    Tomi Ahonen is a bestselling author whose twelve books on mobile have already been referenced in over 100 books by his peers. Rated the most influential expert in mobile by Forbes in December 2011, Tomi speaks regularly at conferences doing about 20 public speakerships annually. With over 250 public speaking engagements, Tomi been seen by a cumulative audience of over 100,000 people on all six inhabited continents. The former Nokia executive has run a consulting practise on digital convergence, interactive media, engagement marketing, high tech and next generation mobile. Tomi is currently based out of Hong Kong but supports Fortune 500 sized companies across the globe. His reference client list includes Axiata, Bank of America, BBC, BNP Paribas, China Mobile, Emap, Ericsson, Google, Hewlett-Packard, HSBC, IBM, Intel, LG, MTS, Nokia, NTT DoCoMo, Ogilvy, Orange, RIM, Sanomamedia, Telenor, TeliaSonera, Three, Tigo, Vodafone, etc.
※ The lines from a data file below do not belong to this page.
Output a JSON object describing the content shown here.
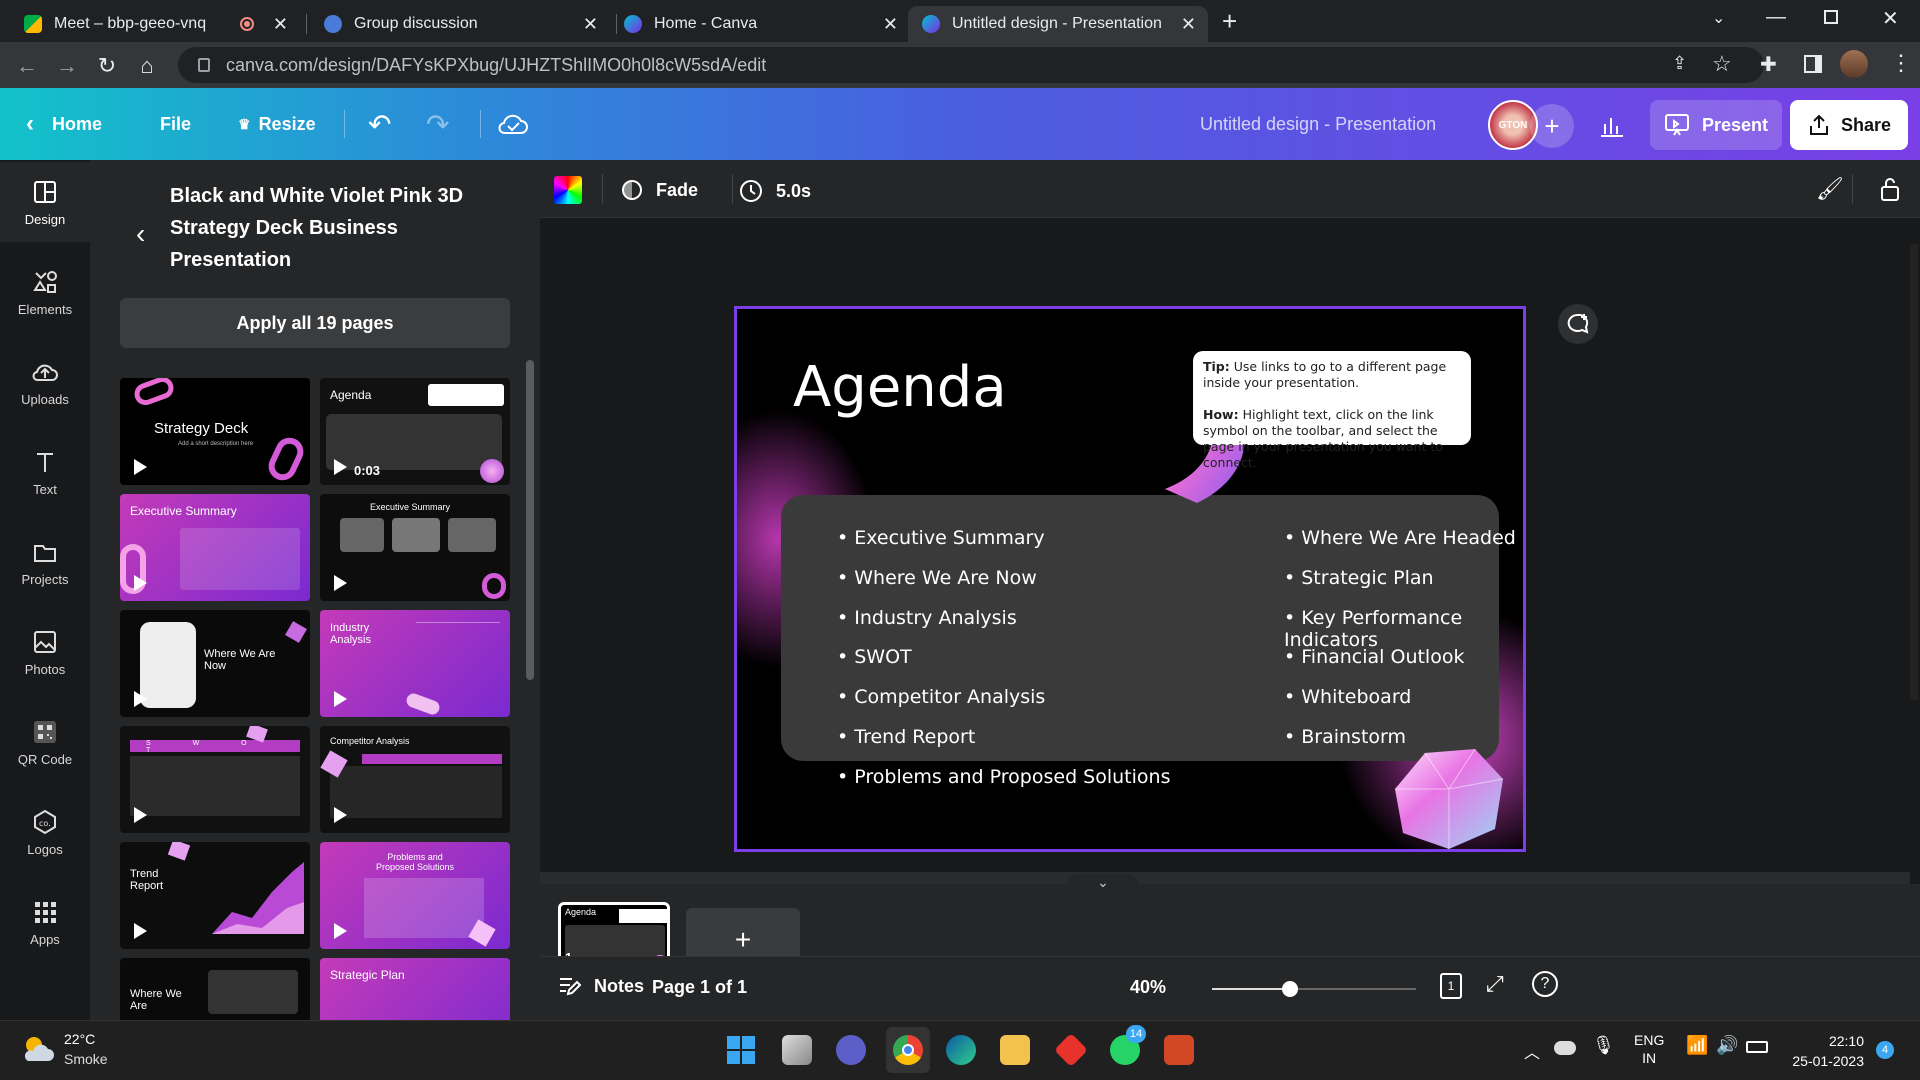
{
  "browser": {
    "tabs": [
      {
        "label": "Meet – bbp-geeo-vnq",
        "icon": "meet-icon",
        "active": false
      },
      {
        "label": "Group discussion",
        "icon": "group-icon",
        "active": false
      },
      {
        "label": "Home - Canva",
        "icon": "canva-icon",
        "active": false
      },
      {
        "label": "Untitled design - Presentation",
        "icon": "canva-icon",
        "active": true
      }
    ],
    "url": "canva.com/design/DAFYsKPXbug/UJHZTShlIMO0h0l8cW5sdA/edit"
  },
  "header": {
    "home_label": "Home",
    "file_label": "File",
    "resize_label": "Resize",
    "doc_title": "Untitled design - Presentation",
    "avatar_text": "GTON",
    "present_label": "Present",
    "share_label": "Share"
  },
  "sidebar": {
    "items": [
      {
        "label": "Design",
        "icon": "design-icon"
      },
      {
        "label": "Elements",
        "icon": "elements-icon"
      },
      {
        "label": "Uploads",
        "icon": "upload-icon"
      },
      {
        "label": "Text",
        "icon": "text-icon"
      },
      {
        "label": "Projects",
        "icon": "folder-icon"
      },
      {
        "label": "Photos",
        "icon": "photo-icon"
      },
      {
        "label": "QR Code",
        "icon": "qr-icon"
      },
      {
        "label": "Logos",
        "icon": "logo-icon"
      },
      {
        "label": "Apps",
        "icon": "apps-icon"
      }
    ]
  },
  "panel": {
    "title": "Black and White Violet Pink 3D Strategy Deck Business Presentation",
    "apply_label": "Apply all 19 pages",
    "thumbs": [
      {
        "label": "Strategy Deck",
        "sub": "Add a short description here"
      },
      {
        "label": "Agenda",
        "time": "0:03"
      },
      {
        "label": "Executive Summary"
      },
      {
        "label": "Executive Summary"
      },
      {
        "label": "Where We Are Now"
      },
      {
        "label": "Industry Analysis"
      },
      {
        "label": "S W O T"
      },
      {
        "label": "Competitor Analysis"
      },
      {
        "label": "Trend Report"
      },
      {
        "label": "Problems and Proposed Solutions"
      },
      {
        "label": "Where We Are"
      },
      {
        "label": "Strategic Plan"
      }
    ]
  },
  "toolbar": {
    "transition": "Fade",
    "duration": "5.0s"
  },
  "slide": {
    "title": "Agenda",
    "tip_label": "Tip:",
    "tip_text": "Use links to go to a different page inside your presentation.",
    "how_label": "How:",
    "how_text": "Highlight text, click on the link symbol on the toolbar, and select the page in your presentation  you want to connect.",
    "left_items": [
      "Executive Summary",
      "Where We Are Now",
      "Industry Analysis",
      "SWOT",
      "Competitor Analysis",
      "Trend Report",
      "Problems and Proposed Solutions"
    ],
    "right_items": [
      "Where We Are Headed",
      "Strategic Plan",
      "Key Performance Indicators",
      "Financial Outlook",
      "Whiteboard",
      "Brainstorm"
    ]
  },
  "pages": {
    "page_number": "1",
    "thumb_title": "Agenda"
  },
  "status": {
    "notes_label": "Notes",
    "page_label": "Page 1 of 1",
    "zoom": "40%",
    "zoom_fraction": 0.38,
    "page_count_badge": "1"
  },
  "taskbar": {
    "weather_temp": "22°C",
    "weather_desc": "Smoke",
    "lang_top": "ENG",
    "lang_bottom": "IN",
    "time": "22:10",
    "date": "25-01-2023",
    "whatsapp_badge": "14",
    "notif_badge": "4"
  }
}
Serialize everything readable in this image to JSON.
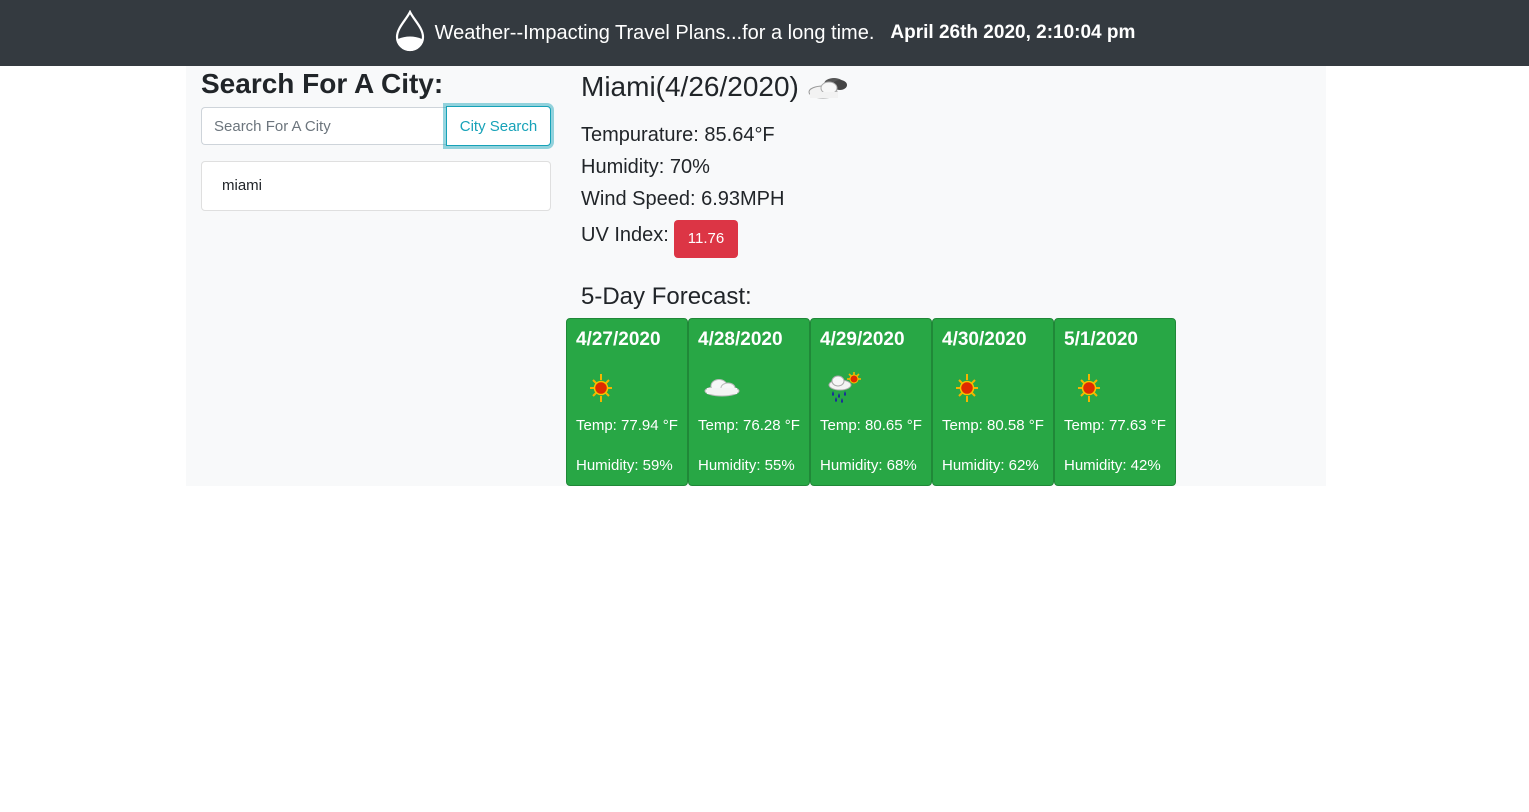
{
  "header": {
    "title": "Weather--Impacting Travel Plans...for a long time.",
    "datetime": "April 26th 2020, 2:10:04 pm",
    "logo_icon": "water-drop-icon"
  },
  "search": {
    "heading": "Search For A City:",
    "placeholder": "Search For A City",
    "button_label": "City Search",
    "history": [
      "miami"
    ]
  },
  "current": {
    "city_heading": "Miami(4/26/2020)",
    "icon": "partly-cloudy-icon",
    "temperature": "Tempurature: 85.64°F",
    "humidity": "Humidity: 70%",
    "wind": "Wind Speed: 6.93MPH",
    "uv_label": "UV Index:",
    "uv_value": "11.76",
    "uv_color": "#dc3545"
  },
  "forecast": {
    "heading": "5-Day Forecast:",
    "card_color": "#28a745",
    "days": [
      {
        "date": "4/27/2020",
        "icon": "sun-icon",
        "temp": "Temp: 77.94 °F",
        "humidity": "Humidity: 59%"
      },
      {
        "date": "4/28/2020",
        "icon": "cloud-icon",
        "temp": "Temp: 76.28 °F",
        "humidity": "Humidity: 55%"
      },
      {
        "date": "4/29/2020",
        "icon": "rain-sun-icon",
        "temp": "Temp: 80.65 °F",
        "humidity": "Humidity: 68%"
      },
      {
        "date": "4/30/2020",
        "icon": "sun-icon",
        "temp": "Temp: 80.58 °F",
        "humidity": "Humidity: 62%"
      },
      {
        "date": "5/1/2020",
        "icon": "sun-icon",
        "temp": "Temp: 77.63 °F",
        "humidity": "Humidity: 42%"
      }
    ]
  }
}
To see his full bio and his books, visit Tomi Ahonen lectures at Oxford University's short courses on next generation mobile and digital convergence. Follow him on Twitter as @tomiahonen. Tomi also has a Facebook and Linked In page under his own name. He is available for consulting, speaking engagements and as expert witness, please write to tomi (at) tomiahonen (dot) com

Tomi's eBooks on Mobile Pearls

  • Pearls Vol 1: Mobile Advertising
    Tomi's first eBook is 171 pages with 50 case studies of real cases of mobile advertising and marketing in 19 countries on four continents. See this link for the only place where you can order the eBook for download

Tomi Ahonen Almanac 2009

  • Tomi Ahonen Almanac 2009
    A comprehensive statistical review of the total mobile industry, in 171 pages, has 70 tables and charts, and fits on your smartphone to carry in your pocket every day.

Alan's Third Book: No Straight Lines

Tomi's Fave Twitterati